    An unidentified virus infected roughly a quarter of Normandy Elementary School’s students last week, including a number of staff who called in sick.
    Beginning Dec. 1, the school noticed a spike in the number of children whose parents phoned them in absent — 135 students. By comparison, only 29 students were called in sick the previous day.

  • Rebels win one for the thumb

    DENVER — Not the blustery, wintry weather. Not their own miscues. And not Lakewood’s will to hang around even when its offense struggled could deny the Columbine Rebels.
    A season that Columbine entered as one of the state’s perennial favorites in 5A football ended Dec. 3 at Sports Authority Field at Mile High with the Rebels standing above the rest.

  • Boost in school-lunch price brings added funds

    Since implementing a 25 percent price increase for most school lunches earlier this year, Jeffco Public Schools has begun netting a profit in its food services fund, money that is currently sitting idle.

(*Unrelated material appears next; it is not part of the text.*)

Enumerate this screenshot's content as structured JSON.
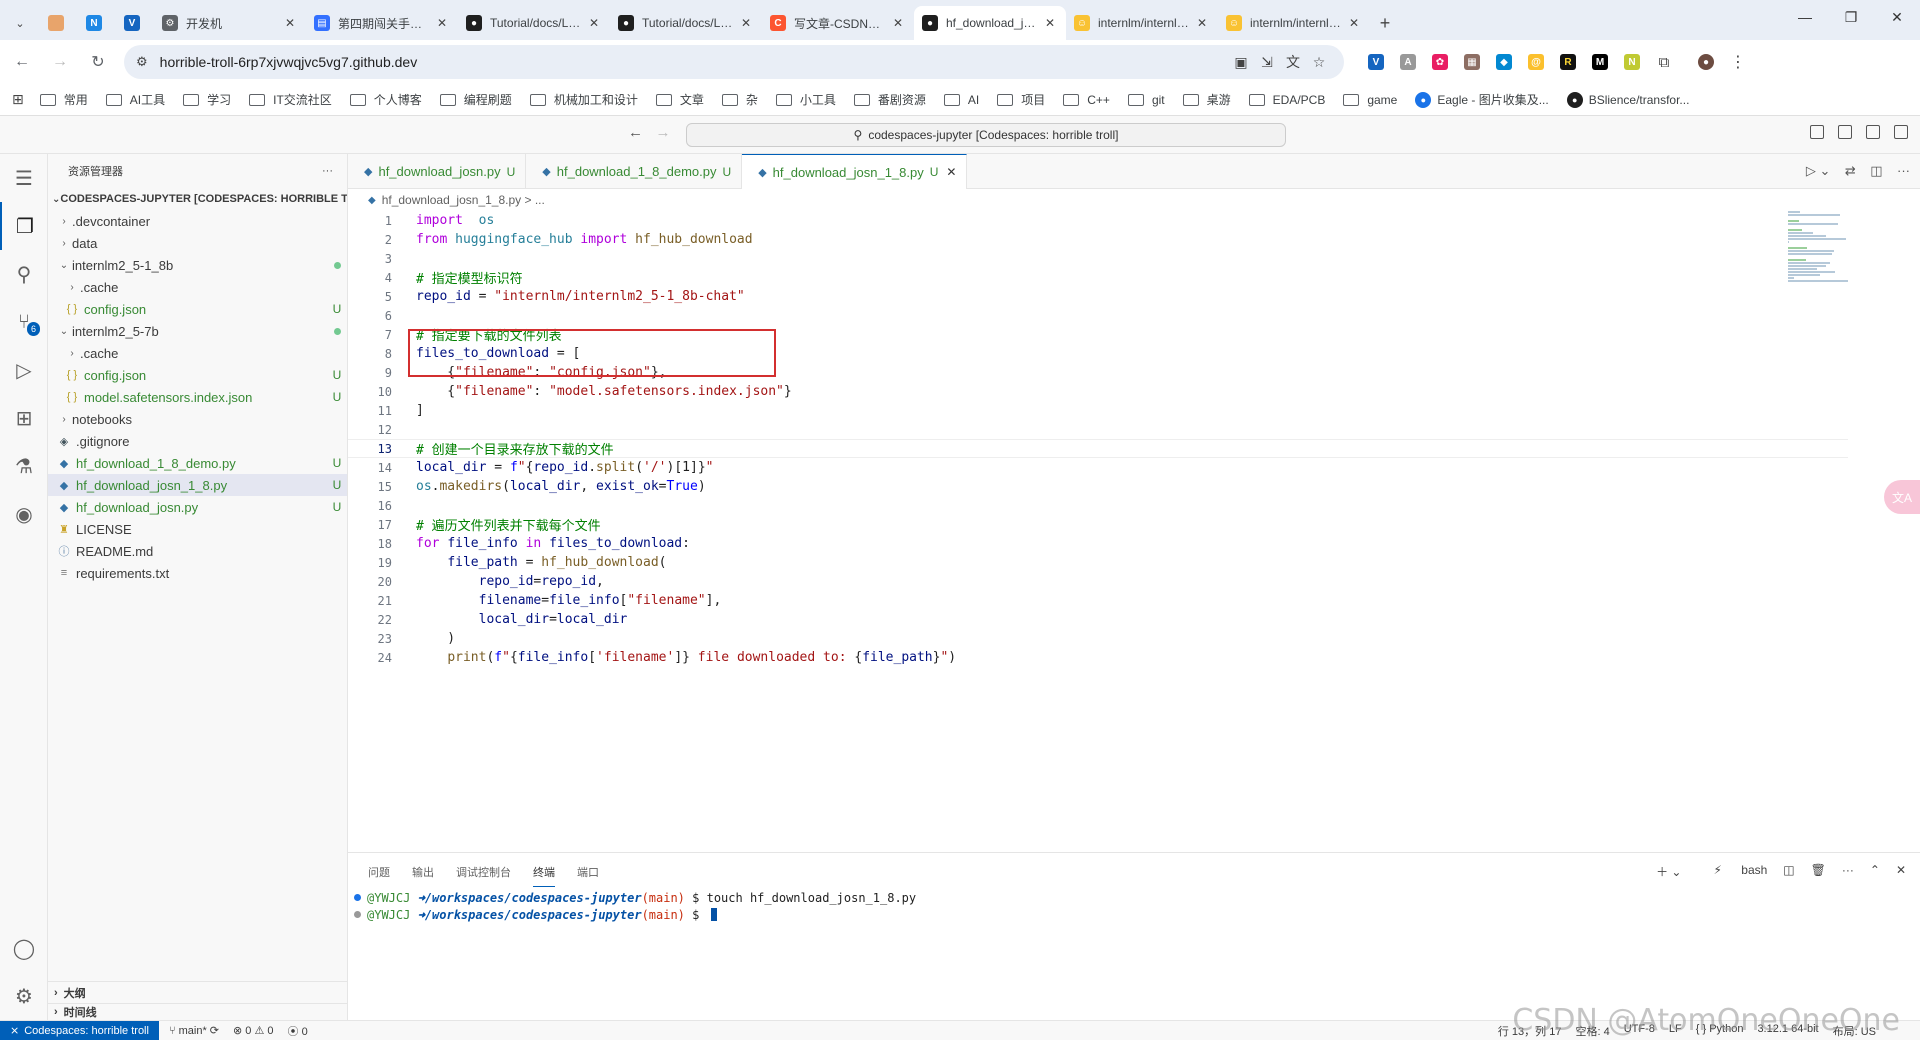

    In the first financial quarter of the school year, the district netted nearly $765,000 more than during the same period last year, representing positive income of $409,500 — a substantial departure from 2010, when the fund operated at a loss.

  • Commissioners pass budget with potential pay raises for employees

    Some Jeffco sheriff’s employees are now eligible for overdue merit-based pay increases, after the county commissioners passed on a 2-1 vote Dec. 6 a budget that allocates an additional $1.4 million to the department for discretionary spending in 2012.

    Overall, the $476 million county budget cuts $600,000 from the 2011 spending plan and includes $3.5 million in funds to be used at the discretion of department heads, including pay increases for subordinates.

  • Sheriff's Calls

    Blinded by the light

  • State Supreme Court affirms congressional redistricting lines

    The Colorado Supreme Court on Monday affirmed Denver Judge Robert Hyatt’s congressional redistricting map, lines that take Mike Coffman’s District 6 out of Jefferson County and lump South Jeffco into District 1, represented by Democrat Diana Degette.

    Supreme Court judges heard arguments Dec.1 in the appeal of Hyatt’s decision, which was filed by Douglas County and others. Though the court released its decision Monday morning, a written opinion was not yet available.

  • Foothills again delays land sale

    The Foothills Park & Recreation District has again postponed a controversial $2.7 million sale of more than 17 acres of land near South Simms and South Ward streets to a housing developer.
    About 25 Shadow Ridge neighborhood residents and others packed the district’s meeting room on Nov. 22 to protest the sale, which many said violates one of Foothills’ own resolutions from 1999 that specified the land in question was to remain as undeveloped open space.